# [WHAT THIS TASK INVOLVES]
Repeat the data in full. No line may differ from the original.

# [PROVIDED RECORDS]
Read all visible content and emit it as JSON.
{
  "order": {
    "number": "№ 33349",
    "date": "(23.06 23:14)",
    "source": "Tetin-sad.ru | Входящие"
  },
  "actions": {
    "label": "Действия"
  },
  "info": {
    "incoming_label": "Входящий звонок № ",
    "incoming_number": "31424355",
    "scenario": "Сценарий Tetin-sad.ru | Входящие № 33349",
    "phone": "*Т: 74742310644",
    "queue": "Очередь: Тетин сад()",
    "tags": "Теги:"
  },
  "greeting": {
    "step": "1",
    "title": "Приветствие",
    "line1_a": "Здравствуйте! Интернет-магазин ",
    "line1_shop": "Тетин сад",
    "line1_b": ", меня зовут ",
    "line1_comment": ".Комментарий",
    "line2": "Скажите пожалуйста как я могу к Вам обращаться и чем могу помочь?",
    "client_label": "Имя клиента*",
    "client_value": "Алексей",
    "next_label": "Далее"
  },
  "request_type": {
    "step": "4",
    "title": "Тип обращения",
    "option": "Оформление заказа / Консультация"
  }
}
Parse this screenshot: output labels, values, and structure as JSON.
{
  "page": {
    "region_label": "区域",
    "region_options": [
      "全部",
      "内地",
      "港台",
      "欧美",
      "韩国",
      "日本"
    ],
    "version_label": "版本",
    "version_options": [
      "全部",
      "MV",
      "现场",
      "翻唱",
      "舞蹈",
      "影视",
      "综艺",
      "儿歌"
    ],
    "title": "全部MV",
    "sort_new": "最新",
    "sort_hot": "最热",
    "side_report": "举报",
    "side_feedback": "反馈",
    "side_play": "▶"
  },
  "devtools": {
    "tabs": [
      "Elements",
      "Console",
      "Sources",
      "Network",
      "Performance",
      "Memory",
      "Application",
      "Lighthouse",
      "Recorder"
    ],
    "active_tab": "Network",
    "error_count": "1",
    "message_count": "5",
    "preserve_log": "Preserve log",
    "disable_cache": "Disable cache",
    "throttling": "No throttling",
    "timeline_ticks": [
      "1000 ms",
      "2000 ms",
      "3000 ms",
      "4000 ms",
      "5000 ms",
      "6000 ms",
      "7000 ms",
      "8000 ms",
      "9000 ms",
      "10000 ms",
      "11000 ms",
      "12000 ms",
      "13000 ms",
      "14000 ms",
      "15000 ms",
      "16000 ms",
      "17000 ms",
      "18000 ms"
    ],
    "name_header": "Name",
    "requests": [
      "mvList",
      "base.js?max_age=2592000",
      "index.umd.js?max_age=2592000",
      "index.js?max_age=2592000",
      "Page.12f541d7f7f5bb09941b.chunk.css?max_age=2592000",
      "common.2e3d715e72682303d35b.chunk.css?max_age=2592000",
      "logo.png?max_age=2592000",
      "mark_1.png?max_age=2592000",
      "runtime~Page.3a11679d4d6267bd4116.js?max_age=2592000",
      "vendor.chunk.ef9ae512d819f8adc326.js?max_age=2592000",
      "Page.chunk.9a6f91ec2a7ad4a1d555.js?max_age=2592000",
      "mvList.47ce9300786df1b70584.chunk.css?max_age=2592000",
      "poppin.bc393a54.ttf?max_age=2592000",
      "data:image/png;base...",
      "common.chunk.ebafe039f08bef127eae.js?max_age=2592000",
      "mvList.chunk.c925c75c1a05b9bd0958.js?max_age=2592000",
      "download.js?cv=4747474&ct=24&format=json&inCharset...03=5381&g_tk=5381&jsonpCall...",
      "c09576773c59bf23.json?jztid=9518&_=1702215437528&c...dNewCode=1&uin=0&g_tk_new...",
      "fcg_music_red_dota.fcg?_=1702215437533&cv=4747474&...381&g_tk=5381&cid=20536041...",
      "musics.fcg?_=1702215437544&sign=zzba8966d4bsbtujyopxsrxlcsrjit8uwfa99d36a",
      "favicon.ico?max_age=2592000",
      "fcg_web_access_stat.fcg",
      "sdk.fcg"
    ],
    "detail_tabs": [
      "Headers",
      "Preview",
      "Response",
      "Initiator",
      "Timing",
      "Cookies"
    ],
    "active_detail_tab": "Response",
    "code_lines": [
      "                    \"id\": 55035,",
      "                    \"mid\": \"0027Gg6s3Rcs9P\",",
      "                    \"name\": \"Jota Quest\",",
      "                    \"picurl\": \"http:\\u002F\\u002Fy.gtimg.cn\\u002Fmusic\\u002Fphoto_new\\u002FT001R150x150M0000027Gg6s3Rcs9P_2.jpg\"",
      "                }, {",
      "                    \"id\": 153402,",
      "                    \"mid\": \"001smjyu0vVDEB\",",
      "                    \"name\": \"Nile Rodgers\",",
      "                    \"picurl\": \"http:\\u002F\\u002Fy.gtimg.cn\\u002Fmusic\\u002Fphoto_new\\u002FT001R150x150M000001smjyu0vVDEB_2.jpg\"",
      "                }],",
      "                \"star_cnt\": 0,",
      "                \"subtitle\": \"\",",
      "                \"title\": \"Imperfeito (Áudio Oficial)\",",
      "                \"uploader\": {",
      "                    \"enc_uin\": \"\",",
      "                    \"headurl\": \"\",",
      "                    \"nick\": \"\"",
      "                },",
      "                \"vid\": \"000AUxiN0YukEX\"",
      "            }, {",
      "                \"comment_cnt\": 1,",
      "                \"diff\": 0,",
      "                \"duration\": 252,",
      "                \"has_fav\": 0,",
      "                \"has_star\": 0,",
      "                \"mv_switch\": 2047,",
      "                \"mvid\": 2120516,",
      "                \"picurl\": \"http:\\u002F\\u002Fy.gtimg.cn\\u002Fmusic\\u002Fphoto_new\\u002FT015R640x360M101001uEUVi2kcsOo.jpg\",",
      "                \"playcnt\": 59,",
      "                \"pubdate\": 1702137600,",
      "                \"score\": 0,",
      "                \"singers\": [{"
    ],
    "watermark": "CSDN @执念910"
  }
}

# [TASK SOLUTION]
Read all visible content and emit it as JSON.
{
  "order": {
    "number": "№ 33349",
    "date": "(23.06 23:14)",
    "source": "Tetin-sad.ru | Входящие"
  },
  "actions": {
    "label": "Действия"
  },
  "info": {
    "incoming_label": "Входящий звонок № ",
    "incoming_number": "31424355",
    "scenario": "Сценарий Tetin-sad.ru | Входящие № 33349",
    "phone": "*Т: 74742310644",
    "queue": "Очередь: Тетин сад()",
    "tags": "Теги:"
  },
  "greeting": {
    "step": "1",
    "title": "Приветствие",
    "line1_a": "Здравствуйте! Интернет-магазин ",
    "line1_shop": "Тетин сад",
    "line1_b": ", меня зовут ",
    "line1_comment": ".Комментарий",
    "line2": "Скажите пожалуйста как я могу к Вам обращаться и чем могу помочь?",
    "client_label": "Имя клиента*",
    "client_value": "Алексей",
    "next_label": "Далее"
  },
  "request_type": {
    "step": "4",
    "title": "Тип обращения",
    "option": "Оформление заказа / Консультация"
  }
}
Parse this screenshot: output labels, values, and structure as JSON.
{
  "page": {
    "region_label": "区域",
    "region_options": [
      "全部",
      "内地",
      "港台",
      "欧美",
      "韩国",
      "日本"
    ],
    "version_label": "版本",
    "version_options": [
      "全部",
      "MV",
      "现场",
      "翻唱",
      "舞蹈",
      "影视",
      "综艺",
      "儿歌"
    ],
    "title": "全部MV",
    "sort_new": "最新",
    "sort_hot": "最热",
    "side_report": "举报",
    "side_feedback": "反馈",
    "side_play": "▶"
  },
  "devtools": {
    "tabs": [
      "Elements",
      "Console",
      "Sources",
      "Network",
      "Performance",
      "Memory",
      "Application",
      "Lighthouse",
      "Recorder"
    ],
    "active_tab": "Network",
    "error_count": "1",
    "message_count": "5",
    "preserve_log": "Preserve log",
    "disable_cache": "Disable cache",
    "throttling": "No throttling",
    "timeline_ticks": [
      "1000 ms",
      "2000 ms",
      "3000 ms",
      "4000 ms",
      "5000 ms",
      "6000 ms",
      "7000 ms",
      "8000 ms",
      "9000 ms",
      "10000 ms",
      "11000 ms",
      "12000 ms",
      "13000 ms",
      "14000 ms",
      "15000 ms",
      "16000 ms",
      "17000 ms",
      "18000 ms"
    ],
    "name_header": "Name",
    "requests": [
      "mvList",
      "base.js?max_age=2592000",
      "index.umd.js?max_age=2592000",
      "index.js?max_age=2592000",
      "Page.12f541d7f7f5bb09941b.chunk.css?max_age=2592000",
      "common.2e3d715e72682303d35b.chunk.css?max_age=2592000",
      "logo.png?max_age=2592000",
      "mark_1.png?max_age=2592000",
      "runtime~Page.3a11679d4d6267bd4116.js?max_age=2592000",
      "vendor.chunk.ef9ae512d819f8adc326.js?max_age=2592000",
      "Page.chunk.9a6f91ec2a7ad4a1d555.js?max_age=2592000",
      "mvList.47ce9300786df1b70584.chunk.css?max_age=2592000",
      "poppin.bc393a54.ttf?max_age=2592000",
      "data:image/png;base...",
      "common.chunk.ebafe039f08bef127eae.js?max_age=2592000",
      "mvList.chunk.c925c75c1a05b9bd0958.js?max_age=2592000",
      "download.js?cv=4747474&ct=24&format=json&inCharset...03=5381&g_tk=5381&jsonpCall...",
      "c09576773c59bf23.json?jztid=9518&_=1702215437528&c...dNewCode=1&uin=0&g_tk_new...",
      "fcg_music_red_dota.fcg?_=1702215437533&cv=4747474&...381&g_tk=5381&cid=20536041...",
      "musics.fcg?_=1702215437544&sign=zzba8966d4bsbtujyopxsrxlcsrjit8uwfa99d36a",
      "favicon.ico?max_age=2592000",
      "fcg_web_access_stat.fcg",
      "sdk.fcg"
    ],
    "detail_tabs": [
      "Headers",
      "Preview",
      "Response",
      "Initiator",
      "Timing",
      "Cookies"
    ],
    "active_detail_tab": "Response",
    "code_lines": [
      "                    \"id\": 55035,",
      "                    \"mid\": \"0027Gg6s3Rcs9P\",",
      "                    \"name\": \"Jota Quest\",",
      "                    \"picurl\": \"http:\\u002F\\u002Fy.gtimg.cn\\u002Fmusic\\u002Fphoto_new\\u002FT001R150x150M0000027Gg6s3Rcs9P_2.jpg\"",
      "                }, {",
      "                    \"id\": 153402,",
      "                    \"mid\": \"001smjyu0vVDEB\",",
      "                    \"name\": \"Nile Rodgers\",",
      "                    \"picurl\": \"http:\\u002F\\u002Fy.gtimg.cn\\u002Fmusic\\u002Fphoto_new\\u002FT001R150x150M000001smjyu0vVDEB_2.jpg\"",
      "                }],",
      "                \"star_cnt\": 0,",
      "                \"subtitle\": \"\",",
      "                \"title\": \"Imperfeito (Áudio Oficial)\",",
      "                \"uploader\": {",
      "                    \"enc_uin\": \"\",",
      "                    \"headurl\": \"\",",
      "                    \"nick\": \"\"",
      "                },",
      "                \"vid\": \"000AUxiN0YukEX\"",
      "            }, {",
      "                \"comment_cnt\": 1,",
      "                \"diff\": 0,",
      "                \"duration\": 252,",
      "                \"has_fav\": 0,",
      "                \"has_star\": 0,",
      "                \"mv_switch\": 2047,",
      "                \"mvid\": 2120516,",
      "                \"picurl\": \"http:\\u002F\\u002Fy.gtimg.cn\\u002Fmusic\\u002Fphoto_new\\u002FT015R640x360M101001uEUVi2kcsOo.jpg\",",
      "                \"playcnt\": 59,",
      "                \"pubdate\": 1702137600,",
      "                \"score\": 0,",
      "                \"singers\": [{"
    ],
    "watermark": "CSDN @执念910"
  }
}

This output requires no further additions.